“When a parent sends their child to school, they want to know two things for certain: Is my child safe, and is my child learning,” Superintendent David Jeck said. “By adding these positions, we’ve come a long way in better addressing the first question. Clearly, our schools will be much safer places with the addition of these officers.”

This is exactly what the county is aiming to achieve by making sure the schools are secured, and the students are protected.    

by abbie mills–staff reporter

Who’s Texting You?

Imagine you’re having a fun time with your friends, but suddenly you get a text from someone you don’t know. The text says that someone has complimented you, or you’re beautiful, not telling you who is saying these things. The message just simply has a compliment and a random link. You click on the link and it brings you to a strange site.

Recently, in Fauquier County, multiple teenagers have been receiving very strange texts. These texts are sent by random numbers, and the message has a link attached that sends them to a very strange site. The link sends you to either the app store, a pornographic or adult site, or even just a blank page that cannot be reached. We have yet to find out what the mysterious texts are, and who exactly they are coming from. One group of Fauquier High School students, that asked there names remain anonymous, told the sheriff about these text. The school sheriff said “do not answer the text, and that they will send them to investigation.” I also asked Fauquier High School’s Vice Principal Mrs. Tapscott and she said “This is the first time I am hearing about this, but it sounds like it could be dangerous, and I would advise that you stay away from these texts.” Both the sheriff and Mrs. Tapscott advise that students should stay away from these texts. Meaning that receivers of these strange messages shouldn’t click on the link and do not  respond because we don’t know exactly who they are coming from, if it is just a scam, or maybe even something criminal. The safest thing is to just ignore it until we find out what it is.

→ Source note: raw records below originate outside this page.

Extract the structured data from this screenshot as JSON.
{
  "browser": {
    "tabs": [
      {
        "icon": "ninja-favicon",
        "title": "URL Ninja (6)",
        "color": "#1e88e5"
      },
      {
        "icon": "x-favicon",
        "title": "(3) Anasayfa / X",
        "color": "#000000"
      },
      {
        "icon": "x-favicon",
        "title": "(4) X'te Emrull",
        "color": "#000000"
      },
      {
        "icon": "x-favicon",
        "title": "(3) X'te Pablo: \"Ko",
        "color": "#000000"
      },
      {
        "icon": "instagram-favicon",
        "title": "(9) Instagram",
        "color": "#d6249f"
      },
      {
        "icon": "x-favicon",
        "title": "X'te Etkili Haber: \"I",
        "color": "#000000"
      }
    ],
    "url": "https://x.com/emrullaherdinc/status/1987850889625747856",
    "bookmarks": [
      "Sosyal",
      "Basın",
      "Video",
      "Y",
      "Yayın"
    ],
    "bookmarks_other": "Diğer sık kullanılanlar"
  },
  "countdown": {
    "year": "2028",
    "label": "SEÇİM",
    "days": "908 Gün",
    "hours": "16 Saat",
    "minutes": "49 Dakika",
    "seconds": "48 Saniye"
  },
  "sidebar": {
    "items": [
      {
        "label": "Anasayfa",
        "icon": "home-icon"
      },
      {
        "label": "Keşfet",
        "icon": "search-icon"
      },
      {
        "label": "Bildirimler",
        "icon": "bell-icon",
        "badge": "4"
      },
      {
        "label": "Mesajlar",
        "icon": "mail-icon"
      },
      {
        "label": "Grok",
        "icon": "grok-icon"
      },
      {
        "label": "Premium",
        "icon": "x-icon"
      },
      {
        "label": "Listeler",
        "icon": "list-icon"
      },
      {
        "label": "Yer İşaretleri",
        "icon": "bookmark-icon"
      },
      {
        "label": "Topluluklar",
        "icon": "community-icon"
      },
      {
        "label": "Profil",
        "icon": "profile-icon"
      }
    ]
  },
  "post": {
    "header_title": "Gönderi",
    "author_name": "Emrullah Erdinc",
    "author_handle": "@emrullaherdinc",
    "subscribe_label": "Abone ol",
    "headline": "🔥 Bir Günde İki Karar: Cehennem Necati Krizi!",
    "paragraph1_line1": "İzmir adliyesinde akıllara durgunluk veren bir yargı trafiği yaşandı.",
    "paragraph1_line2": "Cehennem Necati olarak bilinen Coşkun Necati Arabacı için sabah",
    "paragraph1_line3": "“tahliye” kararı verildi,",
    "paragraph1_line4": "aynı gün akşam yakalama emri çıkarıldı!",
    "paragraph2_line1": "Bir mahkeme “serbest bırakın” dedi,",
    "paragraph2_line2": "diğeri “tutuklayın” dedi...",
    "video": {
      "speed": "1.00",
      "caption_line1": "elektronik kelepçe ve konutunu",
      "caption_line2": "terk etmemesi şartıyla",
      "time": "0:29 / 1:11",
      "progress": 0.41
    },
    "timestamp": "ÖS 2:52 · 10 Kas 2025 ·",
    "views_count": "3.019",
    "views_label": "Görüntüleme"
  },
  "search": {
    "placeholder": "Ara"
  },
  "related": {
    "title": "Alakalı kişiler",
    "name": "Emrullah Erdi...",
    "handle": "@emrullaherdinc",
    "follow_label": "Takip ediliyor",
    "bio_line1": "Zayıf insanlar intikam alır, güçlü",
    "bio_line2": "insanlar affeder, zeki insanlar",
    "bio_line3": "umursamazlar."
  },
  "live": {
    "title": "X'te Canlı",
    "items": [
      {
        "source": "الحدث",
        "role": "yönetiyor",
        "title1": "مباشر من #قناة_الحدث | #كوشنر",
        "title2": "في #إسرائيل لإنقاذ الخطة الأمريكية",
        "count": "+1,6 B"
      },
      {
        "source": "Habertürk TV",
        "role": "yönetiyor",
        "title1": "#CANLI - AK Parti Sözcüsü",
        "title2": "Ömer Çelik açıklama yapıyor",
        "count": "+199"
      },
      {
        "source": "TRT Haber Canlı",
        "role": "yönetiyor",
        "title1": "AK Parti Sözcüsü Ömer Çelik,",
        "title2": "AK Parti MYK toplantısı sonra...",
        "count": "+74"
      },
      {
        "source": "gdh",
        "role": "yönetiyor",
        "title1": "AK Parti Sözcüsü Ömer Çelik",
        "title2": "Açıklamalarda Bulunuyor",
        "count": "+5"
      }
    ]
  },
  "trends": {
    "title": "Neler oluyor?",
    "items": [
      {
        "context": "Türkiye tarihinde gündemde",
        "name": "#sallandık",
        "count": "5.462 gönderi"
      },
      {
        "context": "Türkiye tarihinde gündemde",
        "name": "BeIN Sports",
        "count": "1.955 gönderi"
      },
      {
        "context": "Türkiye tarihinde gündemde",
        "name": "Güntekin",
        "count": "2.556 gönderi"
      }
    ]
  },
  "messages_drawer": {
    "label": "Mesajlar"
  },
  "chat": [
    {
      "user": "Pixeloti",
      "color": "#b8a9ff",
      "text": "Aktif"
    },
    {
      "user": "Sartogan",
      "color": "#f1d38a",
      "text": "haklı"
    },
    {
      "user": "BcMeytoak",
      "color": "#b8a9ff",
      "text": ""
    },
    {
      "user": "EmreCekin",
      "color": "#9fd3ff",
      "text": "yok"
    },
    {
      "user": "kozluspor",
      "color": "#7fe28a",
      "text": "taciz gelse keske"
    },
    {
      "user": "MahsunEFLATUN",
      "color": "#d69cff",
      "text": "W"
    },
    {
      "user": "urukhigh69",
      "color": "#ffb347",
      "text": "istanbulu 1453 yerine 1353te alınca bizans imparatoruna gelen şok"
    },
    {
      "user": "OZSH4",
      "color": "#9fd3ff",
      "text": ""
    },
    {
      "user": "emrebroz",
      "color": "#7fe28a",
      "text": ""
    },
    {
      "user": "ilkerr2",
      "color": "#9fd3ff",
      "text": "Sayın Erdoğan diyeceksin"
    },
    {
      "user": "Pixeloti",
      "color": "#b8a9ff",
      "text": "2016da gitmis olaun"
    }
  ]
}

by tyler young–staff reporter

Banned Books Restrict Students’ Freedom to Read

Last month, the Fauquier High School Library had an exhibit on banned books, encouraging people to read freely. This was to show that everyone has the freedom to read what they want unchallenged. On the exhibit there were multiple “Banned or Unsuitable” books from the American Library Association’s Banned & Challenged book list. The books had paper bags with laminated cards saying what someone might find wrong or offensive with them. Most of the books were about subjects that, to some, are offensive or bad in their ideals, like a book that is pro-socialism or contains racism and violence. The stand was at the entrance and had books going around it, allowing you to walk around, lifting up the bags and check out the books, making your own judgements about them.

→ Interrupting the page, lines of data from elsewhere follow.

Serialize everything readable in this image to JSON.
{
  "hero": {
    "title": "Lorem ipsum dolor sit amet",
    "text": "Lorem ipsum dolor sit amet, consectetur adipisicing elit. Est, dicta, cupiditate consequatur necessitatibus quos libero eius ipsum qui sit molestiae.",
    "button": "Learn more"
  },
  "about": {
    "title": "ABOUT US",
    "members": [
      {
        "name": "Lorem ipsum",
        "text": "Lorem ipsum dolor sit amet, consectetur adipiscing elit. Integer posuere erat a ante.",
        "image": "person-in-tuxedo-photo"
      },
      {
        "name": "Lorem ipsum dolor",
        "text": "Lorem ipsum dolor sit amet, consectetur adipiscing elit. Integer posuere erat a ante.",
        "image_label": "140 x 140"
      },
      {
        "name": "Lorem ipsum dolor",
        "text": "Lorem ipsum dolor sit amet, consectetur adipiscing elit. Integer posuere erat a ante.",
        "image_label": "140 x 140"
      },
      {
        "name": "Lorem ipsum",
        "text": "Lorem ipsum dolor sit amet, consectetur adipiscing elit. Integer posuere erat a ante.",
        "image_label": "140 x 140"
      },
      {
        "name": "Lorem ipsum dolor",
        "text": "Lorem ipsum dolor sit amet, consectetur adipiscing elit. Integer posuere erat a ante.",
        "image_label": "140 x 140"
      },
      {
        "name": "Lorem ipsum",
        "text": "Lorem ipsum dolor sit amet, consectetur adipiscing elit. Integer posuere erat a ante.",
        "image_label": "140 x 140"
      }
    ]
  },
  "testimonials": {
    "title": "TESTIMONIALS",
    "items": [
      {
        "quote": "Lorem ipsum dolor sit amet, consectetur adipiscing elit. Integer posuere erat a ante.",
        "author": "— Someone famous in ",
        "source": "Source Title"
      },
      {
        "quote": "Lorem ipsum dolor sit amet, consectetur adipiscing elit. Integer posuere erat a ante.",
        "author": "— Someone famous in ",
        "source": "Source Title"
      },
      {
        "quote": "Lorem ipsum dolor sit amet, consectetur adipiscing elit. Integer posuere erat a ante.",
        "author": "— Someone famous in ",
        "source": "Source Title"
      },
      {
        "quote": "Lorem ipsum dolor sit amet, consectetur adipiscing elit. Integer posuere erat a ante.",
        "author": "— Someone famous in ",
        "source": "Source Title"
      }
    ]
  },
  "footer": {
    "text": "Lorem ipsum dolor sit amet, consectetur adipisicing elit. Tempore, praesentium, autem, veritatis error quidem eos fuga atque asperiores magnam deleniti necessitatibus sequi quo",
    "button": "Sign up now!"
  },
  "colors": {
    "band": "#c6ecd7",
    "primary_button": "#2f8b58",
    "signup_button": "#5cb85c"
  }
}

The stand exists and stands in the open to prove that you can read what you want, formulate your own opinions, and not just listen to what other people tell you. Free reading is important because it allows us to learn about the good and bad of the world while changing our views about it at the same time. The other, and some might say the more important, goal is that books allow you to learn while contemplating and making your own opinions about issues. In some cases, this is as important as an unbiased press as it promotes change and stops the suppression or molding of a person’s ideas, like controlling the press. This is why we have the the First Amendment and why it is so important, if someone were to control what people believed or said, they would have all the power in the world. Some of the greatest threats to democracy have started like this, like Stalin’s purges of people unloyal or disagreeing with him. This is why the evil dystopias portrayed in books and movies, like 1984, are so terrifying, because it is all too real, and in some cases has actually happened, like the brutal dictatorship of North Korea. They are our living, breathing, modern-day warning about censorship and the strangling of knowledge, and it’s very hard to miss the message. The final thing the stand shows is that reading is still relevant; in this day of smartphones, reading is still as important as it was 100 years ago.

by nicholas tselides–staff reporter

Fauquier High School's student newspaper. By the students, for the students.